:: What you have to do ::
Lines from the records below that contain the word "title" are to be copied out.

:: Given data ::
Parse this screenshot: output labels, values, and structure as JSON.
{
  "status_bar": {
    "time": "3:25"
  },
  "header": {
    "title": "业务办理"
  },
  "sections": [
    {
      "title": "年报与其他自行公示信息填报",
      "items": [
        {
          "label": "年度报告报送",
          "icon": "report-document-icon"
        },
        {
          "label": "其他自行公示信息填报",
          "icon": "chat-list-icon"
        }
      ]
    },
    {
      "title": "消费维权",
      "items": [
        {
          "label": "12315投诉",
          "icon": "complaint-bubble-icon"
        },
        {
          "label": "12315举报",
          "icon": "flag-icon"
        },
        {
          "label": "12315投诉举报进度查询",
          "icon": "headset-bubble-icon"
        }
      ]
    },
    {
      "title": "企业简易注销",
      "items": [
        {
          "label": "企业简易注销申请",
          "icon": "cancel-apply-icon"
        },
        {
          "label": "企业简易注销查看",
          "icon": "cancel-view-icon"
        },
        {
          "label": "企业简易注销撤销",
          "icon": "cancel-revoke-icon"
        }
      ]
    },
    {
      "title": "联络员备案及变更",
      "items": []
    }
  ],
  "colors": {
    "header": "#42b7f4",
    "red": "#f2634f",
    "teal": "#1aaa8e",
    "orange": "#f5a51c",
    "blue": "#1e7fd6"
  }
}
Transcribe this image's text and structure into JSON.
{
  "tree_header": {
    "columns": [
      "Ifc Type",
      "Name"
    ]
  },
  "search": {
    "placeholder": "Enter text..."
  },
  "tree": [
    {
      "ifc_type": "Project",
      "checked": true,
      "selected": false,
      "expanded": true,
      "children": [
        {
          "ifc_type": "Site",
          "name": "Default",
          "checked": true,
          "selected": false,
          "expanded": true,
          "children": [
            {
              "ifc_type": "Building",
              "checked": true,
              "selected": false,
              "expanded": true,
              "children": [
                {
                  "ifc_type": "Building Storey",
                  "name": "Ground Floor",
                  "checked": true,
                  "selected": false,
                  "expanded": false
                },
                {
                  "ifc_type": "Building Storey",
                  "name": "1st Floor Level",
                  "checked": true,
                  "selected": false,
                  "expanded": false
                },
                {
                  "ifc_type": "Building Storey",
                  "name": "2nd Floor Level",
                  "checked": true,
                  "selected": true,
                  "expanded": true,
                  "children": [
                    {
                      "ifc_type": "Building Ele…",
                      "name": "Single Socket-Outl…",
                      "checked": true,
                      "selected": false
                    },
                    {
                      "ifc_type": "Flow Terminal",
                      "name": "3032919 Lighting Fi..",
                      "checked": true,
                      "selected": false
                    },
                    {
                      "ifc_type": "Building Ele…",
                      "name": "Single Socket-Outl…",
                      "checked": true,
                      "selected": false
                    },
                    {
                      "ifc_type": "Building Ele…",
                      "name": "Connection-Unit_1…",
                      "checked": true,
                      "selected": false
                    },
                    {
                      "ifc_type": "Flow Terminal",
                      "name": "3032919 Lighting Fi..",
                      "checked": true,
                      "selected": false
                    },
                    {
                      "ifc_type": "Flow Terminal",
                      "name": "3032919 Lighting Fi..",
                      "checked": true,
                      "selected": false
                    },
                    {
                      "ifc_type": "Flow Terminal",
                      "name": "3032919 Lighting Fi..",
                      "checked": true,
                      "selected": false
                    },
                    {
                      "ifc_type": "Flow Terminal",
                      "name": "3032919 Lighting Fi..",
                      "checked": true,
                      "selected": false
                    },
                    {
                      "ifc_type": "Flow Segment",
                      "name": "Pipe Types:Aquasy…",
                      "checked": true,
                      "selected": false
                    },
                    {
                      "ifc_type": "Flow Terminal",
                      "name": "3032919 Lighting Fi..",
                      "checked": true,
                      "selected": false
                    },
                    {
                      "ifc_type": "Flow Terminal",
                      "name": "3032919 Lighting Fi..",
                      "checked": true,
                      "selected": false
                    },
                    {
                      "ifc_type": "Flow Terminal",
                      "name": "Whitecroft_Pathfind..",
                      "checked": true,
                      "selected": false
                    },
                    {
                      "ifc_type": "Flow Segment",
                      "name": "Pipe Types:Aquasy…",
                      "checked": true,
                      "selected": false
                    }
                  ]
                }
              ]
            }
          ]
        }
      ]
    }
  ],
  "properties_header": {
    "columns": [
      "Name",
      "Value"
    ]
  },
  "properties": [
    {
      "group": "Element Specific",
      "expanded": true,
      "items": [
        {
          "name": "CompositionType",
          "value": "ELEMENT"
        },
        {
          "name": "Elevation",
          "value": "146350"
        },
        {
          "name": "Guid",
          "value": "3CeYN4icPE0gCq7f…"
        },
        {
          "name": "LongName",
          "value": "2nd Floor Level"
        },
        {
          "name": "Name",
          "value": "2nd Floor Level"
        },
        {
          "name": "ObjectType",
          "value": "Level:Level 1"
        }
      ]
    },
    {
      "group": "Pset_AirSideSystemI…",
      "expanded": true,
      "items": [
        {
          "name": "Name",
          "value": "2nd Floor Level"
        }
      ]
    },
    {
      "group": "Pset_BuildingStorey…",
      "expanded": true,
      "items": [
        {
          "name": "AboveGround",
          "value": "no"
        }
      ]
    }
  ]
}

:: Solution for this exercise ::
    "title": "业务办理"
      "title": "年报与其他自行公示信息填报",
      "title": "消费维权",
      "title": "企业简易注销",
      "title": "联络员备案及变更",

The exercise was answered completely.